Before we even get started here, let me make it clear that I have no issue with Bill Simmons. He's a self-made man who did the impossible. He launched his own sports blog, built up an incredible following (pre-social media) and eventually got recruited by the biggest player in the market - ESPN. A decade later, he runs his own site (Grantland) for the network, hosts numerous popular podcasts and even has an on-air gig with NBA Countdown. That being said, he seems to have lost a step along the way - at least when it comes to his knowledge of how the online space works. Either that or he's really become a company man.
Saturday morning, Simmons took a major shot at online competitor Bleacher Report - specifically, the site's Team Stream smartphone application. He accused the publication of "stealing" his Grantland piece on LeBron James, even going to as far as to call what the site does as "diabolical". The irony here, of course, is that Bleacher Report is actually sending ESPN traffic by linking to Simmons' work - and lots of it.
">June 21, 2014
">@ramonashelburne - congrats on your excellent Bleacher Report feature today. Really enjoyed it. http://t.co/lf0mBOsXR8
— Bill Simmons (@BillSimmons)
— Bill Simmons (@BillSimmons) June 21, 2014
">June 21, 2014
Let's start over. What is Team Stream? As mentioned above, it's a smartphone application that Bleacher Report created a few years ago to compete with the Yahoos and the ESPNs of the world. As you'd guess, it focuses on team-specific content for fans. If you're an Alabama fan, you can sign up to see content exclusively about the Crimson Tide. Pretty simple.

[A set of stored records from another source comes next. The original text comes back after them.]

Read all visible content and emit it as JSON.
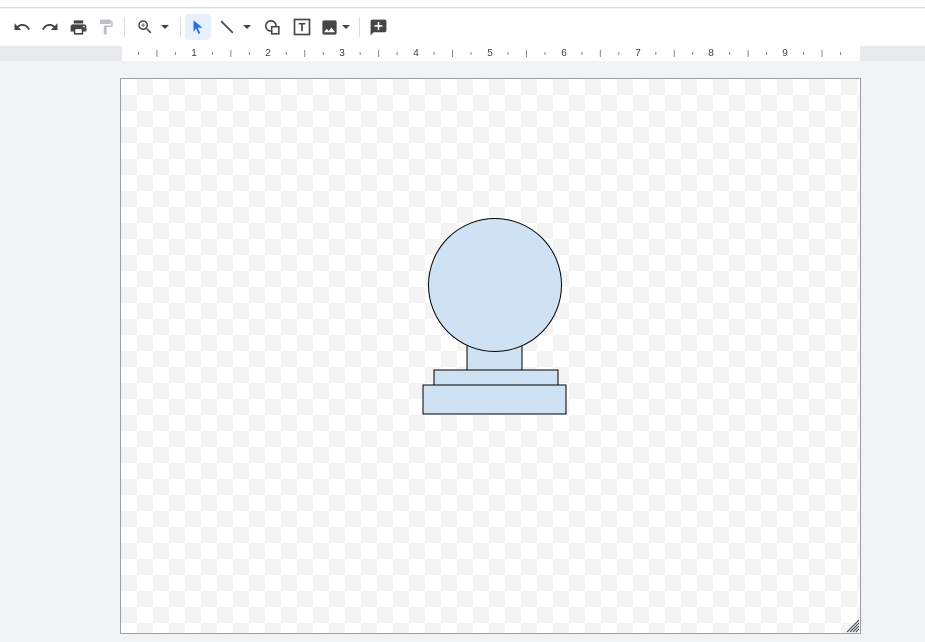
{
  "toolbar": {
    "icons": [
      "undo-icon",
      "redo-icon",
      "print-icon",
      "paint-format-icon",
      "zoom-icon",
      "select-icon",
      "line-icon",
      "shape-icon",
      "text-box-icon",
      "image-icon",
      "add-comment-icon"
    ],
    "active_tool": "select",
    "accent_color": "#1a73e8"
  },
  "ruler": {
    "labels": [
      "1",
      "2",
      "3",
      "4",
      "5",
      "6",
      "7",
      "8",
      "9"
    ]
  },
  "drawing": {
    "shape_fill": "#cfe2f3",
    "shape_stroke": "#000000",
    "shapes": [
      "circle",
      "neck-rectangle",
      "top-base-rectangle",
      "bottom-base-rectangle"
    ]
  }
}
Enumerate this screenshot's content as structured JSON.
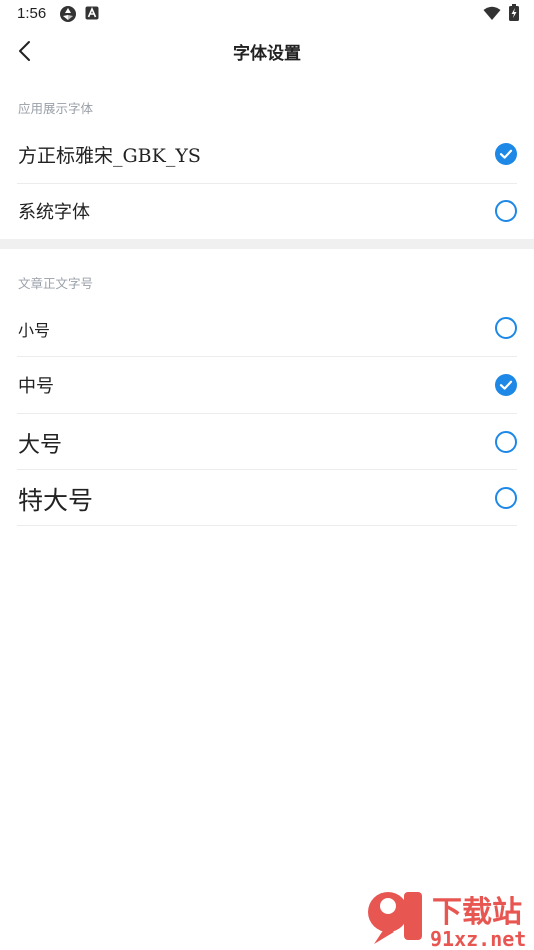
{
  "status_bar": {
    "time": "1:56",
    "icons": [
      "game-controller-icon",
      "font-a-icon",
      "wifi-icon",
      "battery-charging-icon"
    ]
  },
  "header": {
    "title": "字体设置",
    "back_icon": "chevron-left-icon"
  },
  "display_font_section": {
    "label": "应用展示字体",
    "options": [
      {
        "label": "方正标雅宋_GBK_YS",
        "selected": true
      },
      {
        "label": "系统字体",
        "selected": false
      }
    ]
  },
  "article_size_section": {
    "label": "文章正文字号",
    "options": [
      {
        "label": "小号",
        "selected": false
      },
      {
        "label": "中号",
        "selected": true
      },
      {
        "label": "大号",
        "selected": false
      },
      {
        "label": "特大号",
        "selected": false
      }
    ]
  },
  "watermark": {
    "brand": "下载站",
    "site": "91xz.net"
  },
  "colors": {
    "accent": "#1d88e6",
    "section_label": "#9aa0a8",
    "divider": "#ececec",
    "band": "#f0f0f0",
    "watermark": "#e53935"
  }
}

What sets Team Stream apart? In short, BR doesn't just link to its own content - it links to articles written by other publications as well. Given the high-priced advertising campaign the site has run, the app has millions of users. And that means that when Team Stream links to your site's work, you get serious traffic.
To be fair, yes, Bleacher Report, when linking to your content, does keep its own native frame around it, essentially locking you onto its platform. But you know which other applications do the same exact thing? Facebook. Twitter. Oh, and ESPN's SportsCenter app.
Each solution has essentially the same kind of button (Back, X, Done) that brings you back to its platform - where you originally found the content. In fact, there aren't just four ways to view the same sports content nowadays - there are hundreds.
When any of them link to you - Bleacher Report included - the destination site gets the traffic, not the one providing the platform. When BR links to ESPN, it's ESPN that sees the users, makes the money on advertisements, etc. Does Bleacher Report benefit because you're viewing it on its platform? Yes, because you might click around within the app, see some of its ads and land on some of its content as well. But that's the whole point of spending money to build a platform like that in the first place. ESPN did it too - it just doesn't frequently link to other sites on its SportsCenter app.
Perhaps Simmons understands all of this, and is instead just taking shots at BR because it has quickly become a major player in the market. Three years ago, Bleacher Report was ranked 10th in online sports traffic, according to comScore. The past few months, it has been battling Yahoo for second place, behind only ESPN. Maybe this is just a swipe at a new, unwanted competitor.
Either way, Simmons, who rose to fame on the Internet, came off looking like he no longer understands it.